At 5 a.m. EDT, Isabel maintained maximum sustained wind speed of 145 mph with higher gusts, making it a strong Category 4 storm. It would become a Category 5, the top of the scale, if its winds reach 156 mph.
"We're not really expecting an increase to a Category 5," said Martin Nelson, lead forecaster at the National Hurricane Center in Miami. Forecasters said little change in overall strength was expected for the hurricane but there could be fluctuations in the storm's intensity.
Isabel was 650 miles east-northeast of the northern Leeward Islands — in the southeastern Caribbean — and was moving west at 10 mph. Forecasters said the storm could spawn large ocean swells, creating hazardous surf conditions in the Leeward Islands.
Still, Nelson said it's too early to say whether the storm will directly threaten other islands or, eventually, the United States.
The Atlantic hurricane season began June 1 and ends Nov. 30. Although the exact midpoint of the season was Sept. 1, forecasters say Wednesday is historically the midpoint of seasonal storm formation.

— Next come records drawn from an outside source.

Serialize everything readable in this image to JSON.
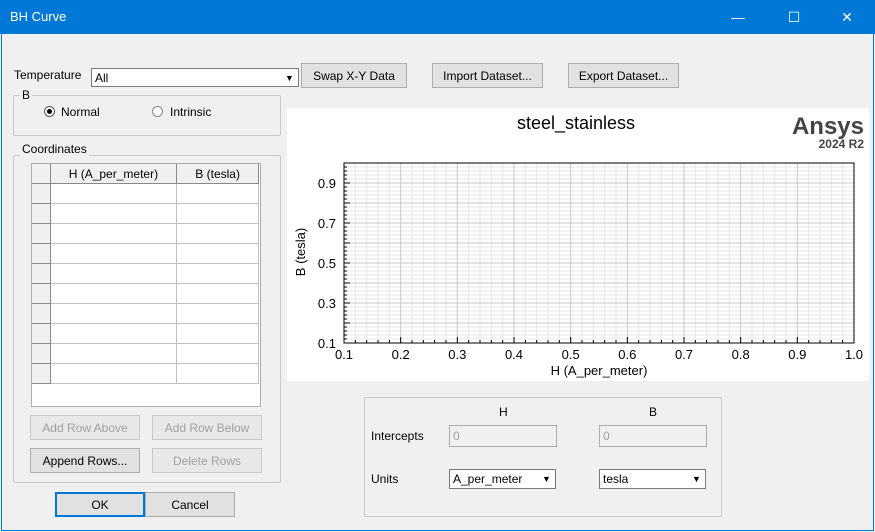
{
  "window": {
    "title": "BH Curve",
    "minimize_glyph": "—",
    "maximize_glyph": "☐",
    "close_glyph": "✕"
  },
  "temperature": {
    "label": "Temperature",
    "value": "All"
  },
  "toolbar": {
    "swap_label": "Swap X-Y Data",
    "import_label": "Import Dataset...",
    "export_label": "Export Dataset..."
  },
  "b_group": {
    "label": "B",
    "normal_label": "Normal",
    "intrinsic_label": "Intrinsic",
    "selected": "Normal"
  },
  "coordinates": {
    "label": "Coordinates",
    "columns": [
      "H (A_per_meter)",
      "B (tesla)"
    ],
    "row_count": 10,
    "add_above_label": "Add Row Above",
    "add_below_label": "Add Row Below",
    "append_label": "Append Rows...",
    "delete_label": "Delete Rows"
  },
  "chart_data": {
    "type": "line",
    "title": "steel_stainless",
    "brand": "Ansys",
    "version": "2024 R2",
    "xlabel": "H (A_per_meter)",
    "ylabel": "B (tesla)",
    "xlim": [
      0.1,
      1.0
    ],
    "ylim": [
      0.1,
      1.0
    ],
    "xticks": [
      0.1,
      0.2,
      0.3,
      0.4,
      0.5,
      0.6,
      0.7,
      0.8,
      0.9,
      1.0
    ],
    "yticks": [
      0.1,
      0.3,
      0.5,
      0.7,
      0.9
    ],
    "grid": true,
    "series": []
  },
  "intercepts": {
    "h_header": "H",
    "b_header": "B",
    "intercepts_label": "Intercepts",
    "h_value": "0",
    "b_value": "0",
    "units_label": "Units",
    "h_unit": "A_per_meter",
    "b_unit": "tesla"
  },
  "dialog": {
    "ok_label": "OK",
    "cancel_label": "Cancel"
  }
}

Meanwhile, a tropical depression in the Atlantic was dissipating. The storm was packed 30 mph winds and was moving northward of the Cape Verde Islands. Some heavy rains over portions of the islands were still possible.